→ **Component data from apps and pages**
• • •
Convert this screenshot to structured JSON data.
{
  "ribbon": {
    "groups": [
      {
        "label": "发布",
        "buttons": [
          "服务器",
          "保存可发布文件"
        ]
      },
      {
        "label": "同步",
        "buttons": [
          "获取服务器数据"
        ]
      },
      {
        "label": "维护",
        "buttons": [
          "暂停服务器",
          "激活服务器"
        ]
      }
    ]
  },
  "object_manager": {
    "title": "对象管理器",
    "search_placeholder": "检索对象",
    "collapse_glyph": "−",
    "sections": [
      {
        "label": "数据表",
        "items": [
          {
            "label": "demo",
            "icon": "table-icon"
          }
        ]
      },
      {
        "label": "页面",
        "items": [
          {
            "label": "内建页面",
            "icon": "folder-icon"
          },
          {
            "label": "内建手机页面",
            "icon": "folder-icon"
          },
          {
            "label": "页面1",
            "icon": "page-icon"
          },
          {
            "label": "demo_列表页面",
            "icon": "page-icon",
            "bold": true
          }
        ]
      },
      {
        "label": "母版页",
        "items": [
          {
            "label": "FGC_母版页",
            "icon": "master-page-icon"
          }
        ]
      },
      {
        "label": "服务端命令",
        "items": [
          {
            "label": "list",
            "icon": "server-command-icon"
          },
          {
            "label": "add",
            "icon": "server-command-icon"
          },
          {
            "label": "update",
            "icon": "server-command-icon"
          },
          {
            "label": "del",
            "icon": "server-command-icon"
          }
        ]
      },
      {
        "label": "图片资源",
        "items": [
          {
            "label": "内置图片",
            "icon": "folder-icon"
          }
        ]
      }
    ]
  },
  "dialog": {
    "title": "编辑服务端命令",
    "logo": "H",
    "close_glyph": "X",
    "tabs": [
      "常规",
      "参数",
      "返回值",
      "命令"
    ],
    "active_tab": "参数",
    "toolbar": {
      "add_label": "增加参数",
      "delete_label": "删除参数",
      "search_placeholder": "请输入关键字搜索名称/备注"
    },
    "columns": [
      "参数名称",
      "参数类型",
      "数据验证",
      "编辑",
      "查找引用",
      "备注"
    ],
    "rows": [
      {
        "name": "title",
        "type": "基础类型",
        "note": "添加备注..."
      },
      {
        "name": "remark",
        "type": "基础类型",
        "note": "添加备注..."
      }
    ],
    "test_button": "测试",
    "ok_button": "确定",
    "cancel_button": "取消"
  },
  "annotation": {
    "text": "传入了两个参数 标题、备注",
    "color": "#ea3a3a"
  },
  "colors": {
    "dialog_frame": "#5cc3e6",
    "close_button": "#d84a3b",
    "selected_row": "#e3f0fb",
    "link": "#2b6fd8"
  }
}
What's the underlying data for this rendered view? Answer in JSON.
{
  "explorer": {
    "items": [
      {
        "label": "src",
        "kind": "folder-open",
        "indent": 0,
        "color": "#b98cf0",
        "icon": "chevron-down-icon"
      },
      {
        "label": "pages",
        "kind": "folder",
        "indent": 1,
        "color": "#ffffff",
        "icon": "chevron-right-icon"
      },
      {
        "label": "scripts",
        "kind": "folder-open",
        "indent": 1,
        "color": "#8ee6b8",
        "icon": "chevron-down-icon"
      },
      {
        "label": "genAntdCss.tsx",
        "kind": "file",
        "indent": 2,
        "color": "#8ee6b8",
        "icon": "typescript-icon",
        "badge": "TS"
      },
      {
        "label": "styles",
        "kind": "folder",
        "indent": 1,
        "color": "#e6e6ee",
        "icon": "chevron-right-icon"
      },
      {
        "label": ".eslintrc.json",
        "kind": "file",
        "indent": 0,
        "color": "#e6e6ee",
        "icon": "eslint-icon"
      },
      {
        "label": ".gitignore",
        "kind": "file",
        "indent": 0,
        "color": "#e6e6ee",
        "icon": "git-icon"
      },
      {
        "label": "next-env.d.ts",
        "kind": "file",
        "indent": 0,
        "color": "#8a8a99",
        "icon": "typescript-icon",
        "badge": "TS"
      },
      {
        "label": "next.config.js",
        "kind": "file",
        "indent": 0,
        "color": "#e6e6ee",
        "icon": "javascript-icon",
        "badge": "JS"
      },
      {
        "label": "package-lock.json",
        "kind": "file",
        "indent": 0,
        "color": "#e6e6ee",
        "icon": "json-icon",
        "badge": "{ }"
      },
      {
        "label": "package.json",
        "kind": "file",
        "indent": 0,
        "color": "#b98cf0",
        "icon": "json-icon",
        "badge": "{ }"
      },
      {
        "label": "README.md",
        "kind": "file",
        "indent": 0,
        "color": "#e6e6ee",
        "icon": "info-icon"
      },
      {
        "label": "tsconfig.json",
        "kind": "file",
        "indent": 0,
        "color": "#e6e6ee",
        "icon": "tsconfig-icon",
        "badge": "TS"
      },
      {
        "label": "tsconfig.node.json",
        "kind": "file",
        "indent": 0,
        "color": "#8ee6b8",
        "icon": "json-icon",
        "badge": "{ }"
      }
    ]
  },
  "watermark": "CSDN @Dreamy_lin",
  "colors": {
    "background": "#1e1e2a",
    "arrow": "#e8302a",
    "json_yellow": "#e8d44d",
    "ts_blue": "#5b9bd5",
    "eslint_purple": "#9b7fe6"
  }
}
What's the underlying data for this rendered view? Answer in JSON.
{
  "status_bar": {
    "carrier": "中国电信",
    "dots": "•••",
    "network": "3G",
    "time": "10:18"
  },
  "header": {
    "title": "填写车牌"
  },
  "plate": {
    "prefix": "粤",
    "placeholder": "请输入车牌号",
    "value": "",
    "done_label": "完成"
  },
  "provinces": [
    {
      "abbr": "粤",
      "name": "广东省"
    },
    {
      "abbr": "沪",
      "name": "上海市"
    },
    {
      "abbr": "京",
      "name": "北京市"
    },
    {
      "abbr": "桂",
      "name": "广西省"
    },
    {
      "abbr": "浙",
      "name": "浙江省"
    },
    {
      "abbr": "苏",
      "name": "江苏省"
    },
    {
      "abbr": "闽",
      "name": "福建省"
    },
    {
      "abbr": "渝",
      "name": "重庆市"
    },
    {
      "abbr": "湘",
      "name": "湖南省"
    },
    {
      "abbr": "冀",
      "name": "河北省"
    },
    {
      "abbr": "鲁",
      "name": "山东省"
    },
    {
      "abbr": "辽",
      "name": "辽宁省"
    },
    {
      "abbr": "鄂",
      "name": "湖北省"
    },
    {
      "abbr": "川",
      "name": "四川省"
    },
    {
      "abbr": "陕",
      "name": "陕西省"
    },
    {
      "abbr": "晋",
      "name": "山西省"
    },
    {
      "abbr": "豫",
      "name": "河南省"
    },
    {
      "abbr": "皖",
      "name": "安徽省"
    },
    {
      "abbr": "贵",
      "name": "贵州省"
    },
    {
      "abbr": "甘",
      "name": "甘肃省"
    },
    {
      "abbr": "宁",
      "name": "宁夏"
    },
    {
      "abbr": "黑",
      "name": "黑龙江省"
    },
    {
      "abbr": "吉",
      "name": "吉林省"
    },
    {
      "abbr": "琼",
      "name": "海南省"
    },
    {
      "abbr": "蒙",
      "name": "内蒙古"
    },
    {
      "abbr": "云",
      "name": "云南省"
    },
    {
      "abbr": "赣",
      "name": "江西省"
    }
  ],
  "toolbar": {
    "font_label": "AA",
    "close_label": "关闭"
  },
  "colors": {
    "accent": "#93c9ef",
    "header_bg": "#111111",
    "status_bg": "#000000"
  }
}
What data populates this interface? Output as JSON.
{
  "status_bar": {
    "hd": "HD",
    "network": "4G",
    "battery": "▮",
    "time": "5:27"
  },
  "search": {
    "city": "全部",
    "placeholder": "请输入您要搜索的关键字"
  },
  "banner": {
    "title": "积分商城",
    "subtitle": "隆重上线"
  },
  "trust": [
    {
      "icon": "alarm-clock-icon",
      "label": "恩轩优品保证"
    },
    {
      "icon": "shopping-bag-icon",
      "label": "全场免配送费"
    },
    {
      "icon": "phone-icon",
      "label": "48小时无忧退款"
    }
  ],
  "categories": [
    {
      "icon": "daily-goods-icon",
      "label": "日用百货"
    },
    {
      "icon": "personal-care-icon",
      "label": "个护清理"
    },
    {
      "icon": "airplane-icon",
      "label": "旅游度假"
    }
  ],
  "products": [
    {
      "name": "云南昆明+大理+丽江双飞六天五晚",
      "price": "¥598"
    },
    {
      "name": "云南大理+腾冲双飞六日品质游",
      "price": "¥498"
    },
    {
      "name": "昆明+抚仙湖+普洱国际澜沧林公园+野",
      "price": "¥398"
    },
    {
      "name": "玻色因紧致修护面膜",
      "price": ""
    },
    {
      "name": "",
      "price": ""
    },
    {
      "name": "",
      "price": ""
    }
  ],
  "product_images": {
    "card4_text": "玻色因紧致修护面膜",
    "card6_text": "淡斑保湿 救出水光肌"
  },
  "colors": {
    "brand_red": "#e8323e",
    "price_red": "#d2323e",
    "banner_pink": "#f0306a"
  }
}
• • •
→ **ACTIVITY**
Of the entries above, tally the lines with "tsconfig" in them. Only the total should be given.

→ **ANSWER FOR THIS EXERCISE**
3